*** Provided information ***

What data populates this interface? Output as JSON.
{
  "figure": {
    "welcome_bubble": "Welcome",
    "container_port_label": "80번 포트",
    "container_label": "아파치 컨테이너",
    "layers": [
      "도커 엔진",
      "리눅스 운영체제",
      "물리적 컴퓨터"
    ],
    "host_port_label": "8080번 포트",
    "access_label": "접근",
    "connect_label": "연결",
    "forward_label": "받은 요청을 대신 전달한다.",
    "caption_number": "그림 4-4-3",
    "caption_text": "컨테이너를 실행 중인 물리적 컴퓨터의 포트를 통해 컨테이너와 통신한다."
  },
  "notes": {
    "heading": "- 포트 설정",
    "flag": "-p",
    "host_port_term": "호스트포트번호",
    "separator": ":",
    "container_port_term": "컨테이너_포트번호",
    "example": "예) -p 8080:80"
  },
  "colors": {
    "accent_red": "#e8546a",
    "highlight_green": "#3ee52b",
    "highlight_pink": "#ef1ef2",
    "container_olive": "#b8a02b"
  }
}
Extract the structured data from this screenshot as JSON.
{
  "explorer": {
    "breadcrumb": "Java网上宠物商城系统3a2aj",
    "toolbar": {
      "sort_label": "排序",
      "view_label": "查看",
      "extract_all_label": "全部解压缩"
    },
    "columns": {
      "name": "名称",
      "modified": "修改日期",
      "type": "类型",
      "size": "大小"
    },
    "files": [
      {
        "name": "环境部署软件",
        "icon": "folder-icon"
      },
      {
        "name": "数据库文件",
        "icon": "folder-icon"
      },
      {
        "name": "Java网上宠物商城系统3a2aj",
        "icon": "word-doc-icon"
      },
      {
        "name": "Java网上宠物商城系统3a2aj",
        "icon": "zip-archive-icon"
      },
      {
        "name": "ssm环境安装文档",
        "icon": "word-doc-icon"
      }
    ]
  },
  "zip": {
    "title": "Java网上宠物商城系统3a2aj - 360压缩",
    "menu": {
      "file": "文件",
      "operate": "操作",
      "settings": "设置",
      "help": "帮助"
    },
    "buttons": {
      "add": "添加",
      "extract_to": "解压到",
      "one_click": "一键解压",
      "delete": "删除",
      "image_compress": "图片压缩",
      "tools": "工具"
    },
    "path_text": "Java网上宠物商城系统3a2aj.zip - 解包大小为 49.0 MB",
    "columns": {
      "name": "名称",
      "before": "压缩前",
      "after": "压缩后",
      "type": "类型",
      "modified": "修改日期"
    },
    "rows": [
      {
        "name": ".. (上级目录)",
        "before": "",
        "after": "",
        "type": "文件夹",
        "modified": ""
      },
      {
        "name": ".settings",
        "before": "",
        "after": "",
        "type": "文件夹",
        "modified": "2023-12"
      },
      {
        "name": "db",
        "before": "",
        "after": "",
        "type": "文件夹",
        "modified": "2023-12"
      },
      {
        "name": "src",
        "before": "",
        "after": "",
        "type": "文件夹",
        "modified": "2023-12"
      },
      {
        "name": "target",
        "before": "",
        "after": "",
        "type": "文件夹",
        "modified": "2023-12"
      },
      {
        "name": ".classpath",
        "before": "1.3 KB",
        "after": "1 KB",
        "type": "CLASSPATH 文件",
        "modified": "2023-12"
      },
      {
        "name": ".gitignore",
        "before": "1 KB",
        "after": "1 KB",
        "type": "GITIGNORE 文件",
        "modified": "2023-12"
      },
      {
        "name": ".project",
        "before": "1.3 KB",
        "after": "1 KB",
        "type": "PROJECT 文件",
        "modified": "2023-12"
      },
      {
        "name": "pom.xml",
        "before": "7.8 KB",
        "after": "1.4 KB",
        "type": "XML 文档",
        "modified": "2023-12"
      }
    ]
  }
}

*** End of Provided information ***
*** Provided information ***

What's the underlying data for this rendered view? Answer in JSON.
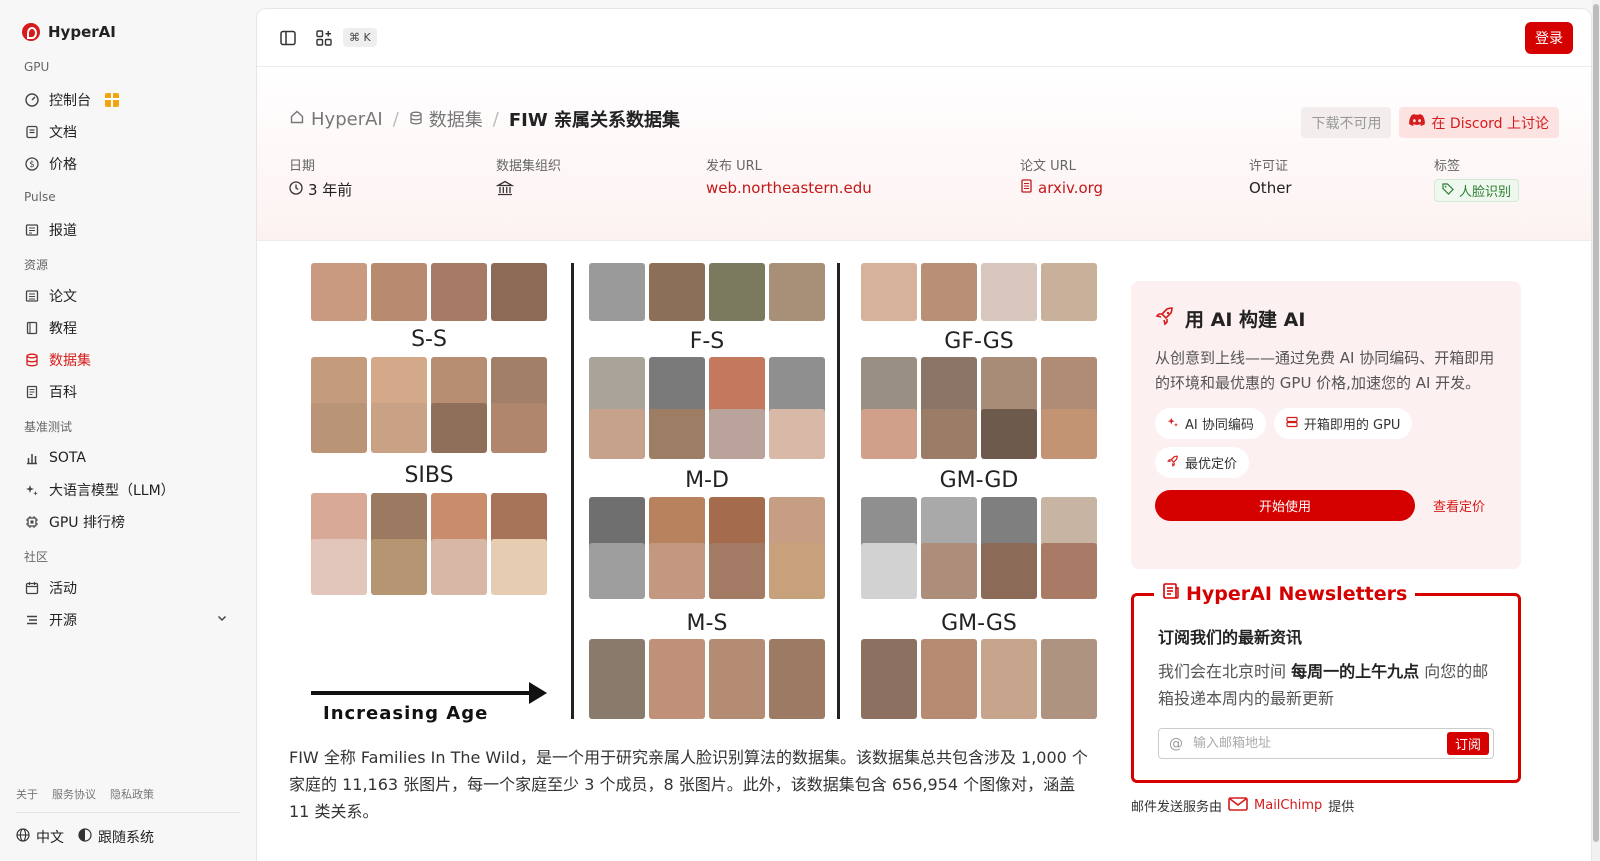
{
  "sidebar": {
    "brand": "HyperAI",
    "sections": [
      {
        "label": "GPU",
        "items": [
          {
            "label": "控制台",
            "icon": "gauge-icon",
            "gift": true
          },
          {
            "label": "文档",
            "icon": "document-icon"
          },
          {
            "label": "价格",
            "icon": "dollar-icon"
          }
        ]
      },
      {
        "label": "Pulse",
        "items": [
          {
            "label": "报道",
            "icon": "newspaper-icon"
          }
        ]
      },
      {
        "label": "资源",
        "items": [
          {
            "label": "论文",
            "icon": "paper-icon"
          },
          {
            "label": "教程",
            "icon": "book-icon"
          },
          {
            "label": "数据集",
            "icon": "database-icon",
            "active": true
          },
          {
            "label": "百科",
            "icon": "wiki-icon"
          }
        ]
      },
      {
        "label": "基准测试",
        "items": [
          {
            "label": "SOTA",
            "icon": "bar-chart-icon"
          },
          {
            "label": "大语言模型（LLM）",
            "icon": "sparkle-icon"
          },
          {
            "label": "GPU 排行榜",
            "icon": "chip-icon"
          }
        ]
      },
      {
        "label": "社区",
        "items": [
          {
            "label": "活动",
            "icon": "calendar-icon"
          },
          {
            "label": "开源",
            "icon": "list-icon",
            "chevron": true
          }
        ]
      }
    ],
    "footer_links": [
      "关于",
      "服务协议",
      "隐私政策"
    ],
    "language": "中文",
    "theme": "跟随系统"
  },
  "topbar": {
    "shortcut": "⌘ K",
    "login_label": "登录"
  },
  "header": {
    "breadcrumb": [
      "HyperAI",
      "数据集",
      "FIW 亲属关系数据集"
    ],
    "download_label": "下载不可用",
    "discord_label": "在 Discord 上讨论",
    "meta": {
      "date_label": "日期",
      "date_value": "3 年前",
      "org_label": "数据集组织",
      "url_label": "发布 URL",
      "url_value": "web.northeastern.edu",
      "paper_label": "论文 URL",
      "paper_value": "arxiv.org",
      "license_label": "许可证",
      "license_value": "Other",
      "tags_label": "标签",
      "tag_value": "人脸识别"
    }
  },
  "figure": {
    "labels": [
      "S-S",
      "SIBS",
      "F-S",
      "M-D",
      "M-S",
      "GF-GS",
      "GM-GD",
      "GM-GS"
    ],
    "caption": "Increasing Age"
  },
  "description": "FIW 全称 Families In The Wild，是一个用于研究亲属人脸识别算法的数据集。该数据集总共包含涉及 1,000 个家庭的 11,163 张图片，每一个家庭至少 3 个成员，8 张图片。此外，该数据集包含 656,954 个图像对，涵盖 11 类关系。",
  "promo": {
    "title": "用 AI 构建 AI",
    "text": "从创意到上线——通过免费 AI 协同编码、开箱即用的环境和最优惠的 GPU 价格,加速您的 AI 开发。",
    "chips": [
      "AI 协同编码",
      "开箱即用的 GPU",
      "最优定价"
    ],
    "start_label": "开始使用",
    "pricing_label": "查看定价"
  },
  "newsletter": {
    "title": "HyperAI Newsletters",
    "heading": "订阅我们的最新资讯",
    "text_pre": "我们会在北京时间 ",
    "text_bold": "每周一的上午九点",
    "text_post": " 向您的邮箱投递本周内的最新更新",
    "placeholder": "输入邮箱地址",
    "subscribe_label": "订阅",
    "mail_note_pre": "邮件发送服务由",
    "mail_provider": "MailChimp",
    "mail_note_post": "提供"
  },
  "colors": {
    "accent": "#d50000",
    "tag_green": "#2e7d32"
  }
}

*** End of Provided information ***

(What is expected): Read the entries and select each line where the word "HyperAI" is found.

(Exercise response):
    "brand": "HyperAI",
      "HyperAI",
    "title": "HyperAI Newsletters",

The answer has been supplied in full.